Top of Material for the task

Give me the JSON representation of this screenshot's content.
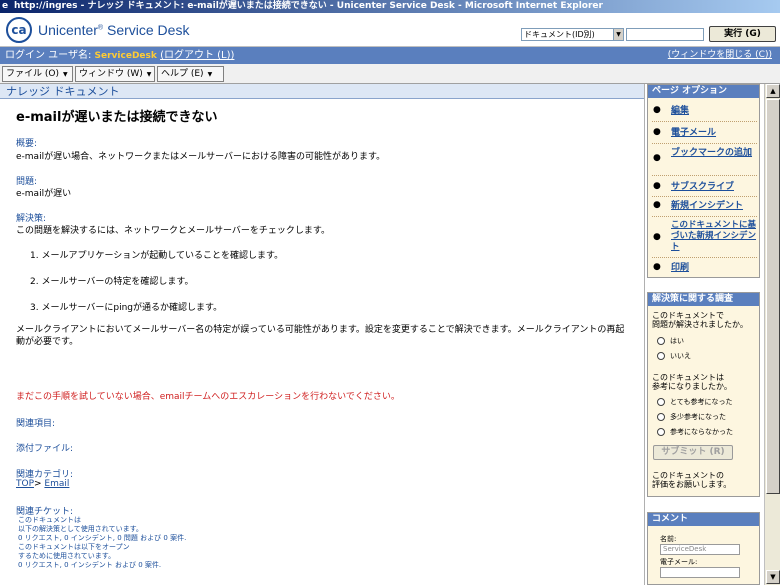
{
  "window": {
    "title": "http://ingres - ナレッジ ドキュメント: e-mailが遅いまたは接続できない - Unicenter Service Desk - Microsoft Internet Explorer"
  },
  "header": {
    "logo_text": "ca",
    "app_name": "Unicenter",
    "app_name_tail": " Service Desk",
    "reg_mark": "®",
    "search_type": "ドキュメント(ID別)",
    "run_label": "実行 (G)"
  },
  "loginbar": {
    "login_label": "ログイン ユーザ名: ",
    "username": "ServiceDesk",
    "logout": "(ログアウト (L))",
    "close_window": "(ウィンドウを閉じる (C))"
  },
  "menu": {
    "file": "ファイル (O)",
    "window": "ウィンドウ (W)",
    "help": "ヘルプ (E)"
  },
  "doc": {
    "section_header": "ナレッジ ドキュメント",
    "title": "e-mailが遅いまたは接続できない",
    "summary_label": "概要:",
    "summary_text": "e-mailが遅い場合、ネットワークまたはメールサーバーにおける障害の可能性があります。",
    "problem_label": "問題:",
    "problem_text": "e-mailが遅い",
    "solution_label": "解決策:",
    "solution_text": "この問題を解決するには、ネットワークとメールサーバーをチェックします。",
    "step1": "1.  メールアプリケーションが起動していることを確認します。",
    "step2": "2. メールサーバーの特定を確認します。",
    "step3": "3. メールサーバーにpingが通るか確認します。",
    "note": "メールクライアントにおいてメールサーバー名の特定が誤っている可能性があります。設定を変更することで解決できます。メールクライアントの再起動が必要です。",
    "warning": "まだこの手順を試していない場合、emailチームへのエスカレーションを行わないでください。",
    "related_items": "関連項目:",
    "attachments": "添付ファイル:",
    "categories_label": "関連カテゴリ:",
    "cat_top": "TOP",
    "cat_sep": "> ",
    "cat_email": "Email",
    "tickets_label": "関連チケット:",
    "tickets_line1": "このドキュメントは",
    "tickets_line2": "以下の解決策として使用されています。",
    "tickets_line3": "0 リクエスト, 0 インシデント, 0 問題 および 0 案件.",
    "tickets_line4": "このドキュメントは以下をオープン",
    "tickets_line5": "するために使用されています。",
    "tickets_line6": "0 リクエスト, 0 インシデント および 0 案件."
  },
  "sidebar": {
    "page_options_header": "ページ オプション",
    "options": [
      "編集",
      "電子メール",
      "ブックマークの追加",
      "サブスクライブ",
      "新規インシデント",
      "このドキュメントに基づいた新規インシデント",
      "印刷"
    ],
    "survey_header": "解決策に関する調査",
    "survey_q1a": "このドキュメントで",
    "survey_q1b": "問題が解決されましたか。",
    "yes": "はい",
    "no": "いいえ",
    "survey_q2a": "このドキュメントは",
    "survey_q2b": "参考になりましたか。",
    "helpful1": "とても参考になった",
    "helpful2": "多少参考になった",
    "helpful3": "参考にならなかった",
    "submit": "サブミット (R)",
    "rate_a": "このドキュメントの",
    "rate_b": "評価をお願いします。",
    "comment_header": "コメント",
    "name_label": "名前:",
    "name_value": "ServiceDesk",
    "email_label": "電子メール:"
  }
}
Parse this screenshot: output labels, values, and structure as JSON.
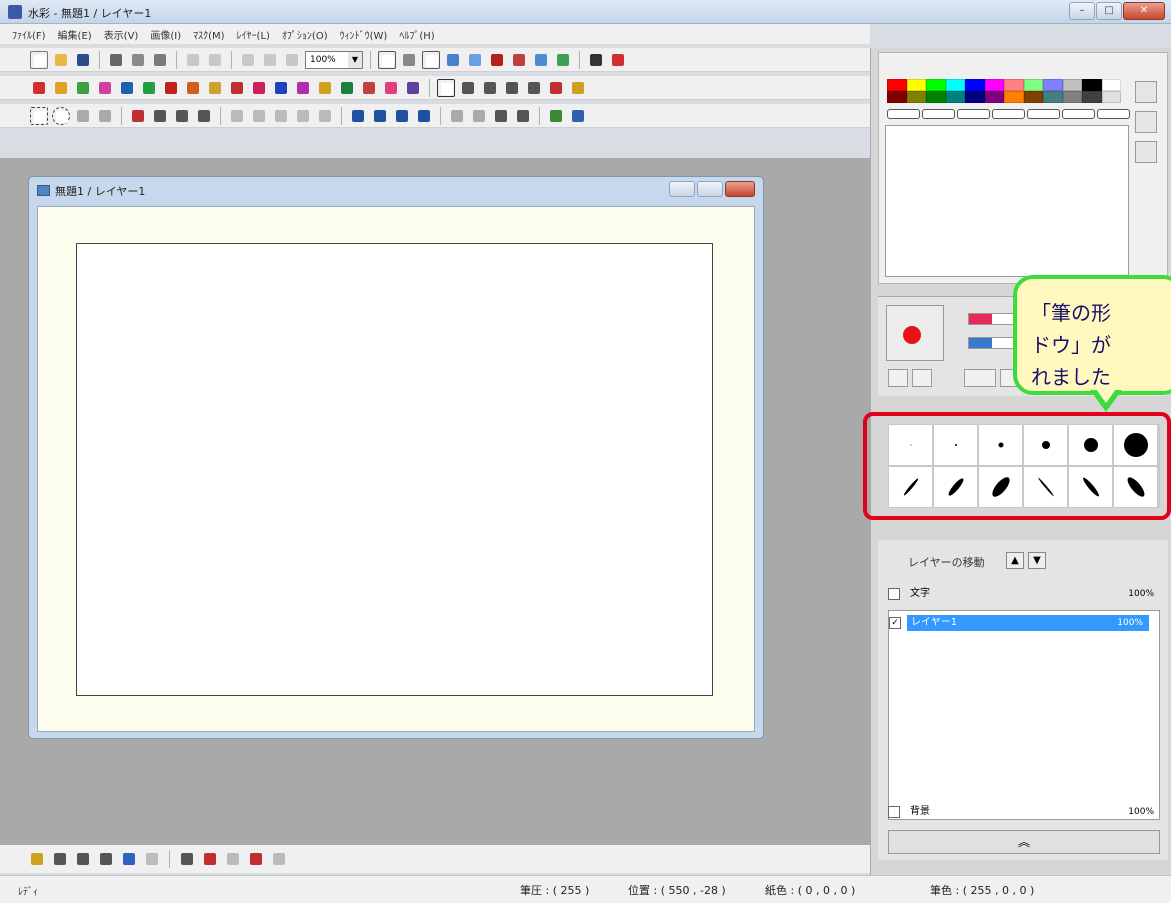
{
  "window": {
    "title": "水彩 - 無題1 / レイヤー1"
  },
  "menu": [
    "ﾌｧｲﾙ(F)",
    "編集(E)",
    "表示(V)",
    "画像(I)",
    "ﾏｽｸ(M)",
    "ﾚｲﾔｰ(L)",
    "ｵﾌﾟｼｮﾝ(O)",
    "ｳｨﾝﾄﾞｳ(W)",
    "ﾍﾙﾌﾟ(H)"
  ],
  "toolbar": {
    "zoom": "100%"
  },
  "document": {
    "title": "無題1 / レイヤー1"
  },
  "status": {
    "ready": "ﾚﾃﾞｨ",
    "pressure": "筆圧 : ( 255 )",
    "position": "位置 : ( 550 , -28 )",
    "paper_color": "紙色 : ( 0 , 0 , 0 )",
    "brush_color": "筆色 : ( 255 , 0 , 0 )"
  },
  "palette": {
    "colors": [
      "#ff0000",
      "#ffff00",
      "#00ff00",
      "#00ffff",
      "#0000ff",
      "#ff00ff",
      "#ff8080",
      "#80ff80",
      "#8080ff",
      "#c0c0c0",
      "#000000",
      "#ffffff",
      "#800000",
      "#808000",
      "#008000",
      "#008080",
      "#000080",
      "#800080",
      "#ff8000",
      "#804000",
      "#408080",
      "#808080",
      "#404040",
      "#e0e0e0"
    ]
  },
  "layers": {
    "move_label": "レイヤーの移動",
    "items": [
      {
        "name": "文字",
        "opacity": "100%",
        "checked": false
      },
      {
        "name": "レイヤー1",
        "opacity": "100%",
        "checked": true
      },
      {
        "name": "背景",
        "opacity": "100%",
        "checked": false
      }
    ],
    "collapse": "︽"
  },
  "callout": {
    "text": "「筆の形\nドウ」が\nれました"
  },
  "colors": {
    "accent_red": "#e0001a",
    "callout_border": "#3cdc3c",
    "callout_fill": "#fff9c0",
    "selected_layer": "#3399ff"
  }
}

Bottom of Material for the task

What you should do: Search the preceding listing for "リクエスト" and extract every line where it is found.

Task answer:
    "tickets_line3": "0 リクエスト, 0 インシデント, 0 問題 および 0 案件.",
    "tickets_line6": "0 リクエスト, 0 インシデント および 0 案件."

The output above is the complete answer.